Archive Notice - OSHA Archive

NOTICE: This is an OSHA Archive Document, and may no longer represent OSHA Policy. It is presented here as historical content, for research and review purposes only.

OSHA requirements are set by statute, standards and regulations. Our interpretation letters explain these requirements and how they apply to particular circumstances, but they cannot create additional employer obligations. This letter constitutes OSHA's interpretation of the requirements discussed. Note that our enforcement guidance may be affected by changes to OSHA rules. Also, from time to time we update our guidance in response to new information. To keep apprised of such developments, you can consult OSHA's website at

March 4, 1998

Peter Blumenthal, M.D., M.P.H.
22 Oakview Avenue
Maplewood, New Jersey 07040

Reply to the Attention of:

Dear Dr. Blumenthal:

Thank you for your letter of July 8, 1997, to Mr. Gregory R. Watchman, former Acting Assistant Secretary of Labor for the Occupational Safety and Health Administration (OSHA), concerning injuries to workers when using dockboards while exiting truck trailers with powered industrial trucks. Your letter was forwarded to my office for response. We regret the delay in responding to your inquiry.
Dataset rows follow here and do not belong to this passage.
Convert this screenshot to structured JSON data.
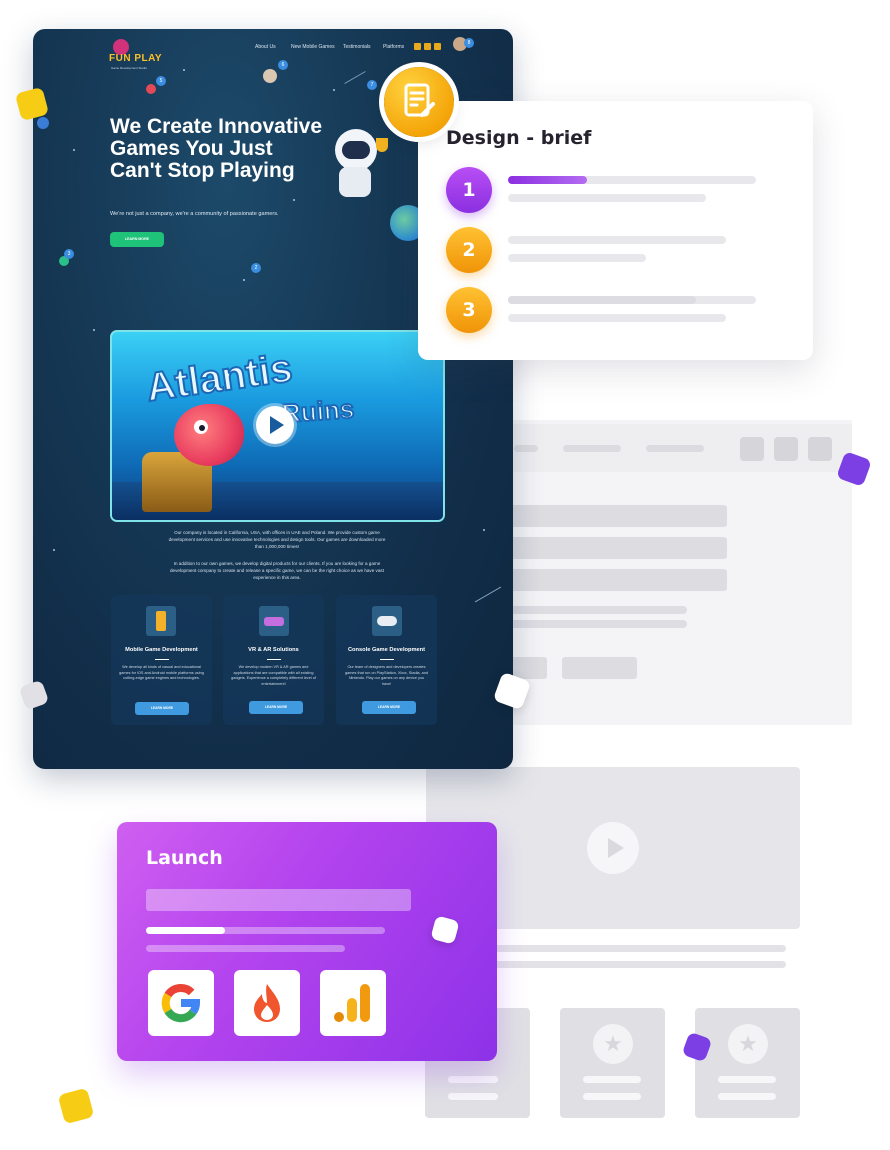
{
  "website": {
    "logo_text": "FUN PLAY",
    "logo_sub": "Game Development Studio",
    "nav": [
      "About Us",
      "New Mobile Games",
      "Testimonials",
      "Platforms"
    ],
    "hero_title": "We Create Innovative Games You Just Can't Stop Playing",
    "hero_subtitle": "We're not just a company, we're a community of passionate gamers.",
    "hero_button": "LEARN MORE",
    "map_numbers": [
      "1",
      "2",
      "3",
      "5",
      "6",
      "7",
      "8"
    ],
    "game_title": "Atlantis",
    "game_subtitle": "Ruins",
    "about_p1": "Our company is located in California, USA, with offices in UAE and Poland. We provide custom game development services and use innovative technologies and design tools. Our games are downloaded more than 1,000,000 times!",
    "about_p2": "In addition to our own games, we develop digital products for our clients. If you are looking for a game development company to create and release a specific game, we can be the right choice as we have vast experience in this area.",
    "services": [
      {
        "title": "Mobile Game Development",
        "text": "We develop all kinds of casual and educational games for iOS and Android mobile platforms using cutting-edge game engines and technologies.",
        "button": "LEARN MORE",
        "icon": "phone-icon"
      },
      {
        "title": "VR & AR Solutions",
        "text": "We develop modern VR & AR games and applications that are compatible with all existing gadgets. Experience a completely different level of entertainment!",
        "button": "LEARN MORE",
        "icon": "vr-headset-icon"
      },
      {
        "title": "Console Game Development",
        "text": "Our team of designers and developers creates games that run on PlayStation, Xbox, Stadia, and Nintendo. Play our games on any device you have!",
        "button": "LEARN MORE",
        "icon": "gamepad-icon"
      }
    ]
  },
  "brief": {
    "title": "Design - brief",
    "steps": [
      "1",
      "2",
      "3"
    ],
    "badge_icon": "document-edit-icon",
    "step1_progress": 0.32
  },
  "launch": {
    "title": "Launch",
    "progress": 0.33,
    "tiles": [
      "google-icon",
      "firebase-icon",
      "analytics-icon"
    ]
  },
  "colors": {
    "purple": "#8b2fe0",
    "orange": "#f4a509",
    "green": "#1fc279",
    "yellow_square": "#f7cc15",
    "navy": "#112d48"
  }
}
In your letter, you discuss incidents where workers have experienced injuries when powered industrial trucks exit truck trailers on dockboards and the truck suddenly pulls away. Consequently, the dockboard is displaced, and the powered industrial truck falls to a different elevation, causing serious injury to the worker.

Trailer creep and trailer pull away have long been recognized as a problem in dock operations. There are a number of companies that manufacture vehicle restraints to prevent trailer movement. If restraint systems are not used, trailers must be properly chocked to prevent movement as required in OSHA standards 29 CFR 1910.178(k)(1) and 29 CFR 1910.178(m)(7). To assist in the prevention of accidents, employers must set safe work practices for employees involved in trailer-to-dock operations, and enforce those rules consistently. Employers must have some system to make sure that truck drivers do not pull away while powered industrial trucks are loading or unloading.

With regard to your suggestion that we issue a hazard alert, please be advised that OSHA Instruction STD 1-11.5 and OSHA Instruction STD 1-11.7 limits our enforcement authority for OSHA standards 29 CFR 1910.178(k)(1) and 29 CFR 1910.178(m)(7). Copies of these documents are enclosed for your information.      [Please see CPL 2-1.30 for OSHA enforcement authority for chocking.] However, proposed powered industrial truck operator training rule dated March 14, 1995 (copy enclosed), is intended to enhance the safe operation of powered industrial trucks in the workplace. This proposed regulation 1910.178(l), specified in more detail what is to be taught to operators, and requires the employer to institute effective supervisory measures to ensure safe operation of powered industrial trucks. This revised rule is tentatively scheduled to become a final rule in the summer of 1998. [The revised 1910.178(l) became effective 03/01/99]

[This document was edited on 12/6/99 to strike information that no longer reflects current OSHA policy.]

We encourage you and employees involved in trailer-to-dock accidents to report any related hazardous conditions to the nearest OSHA area office for investigation. OSHA will continue to enforce regulations applicable to loading dock operations.

We appreciate your interest in occupational safety and health. If we can be of further assistance, please contact Wil Epps of my staff at (202) 219-8041.


John B. Miles, Jr., Director
Directorate of Compliance Programs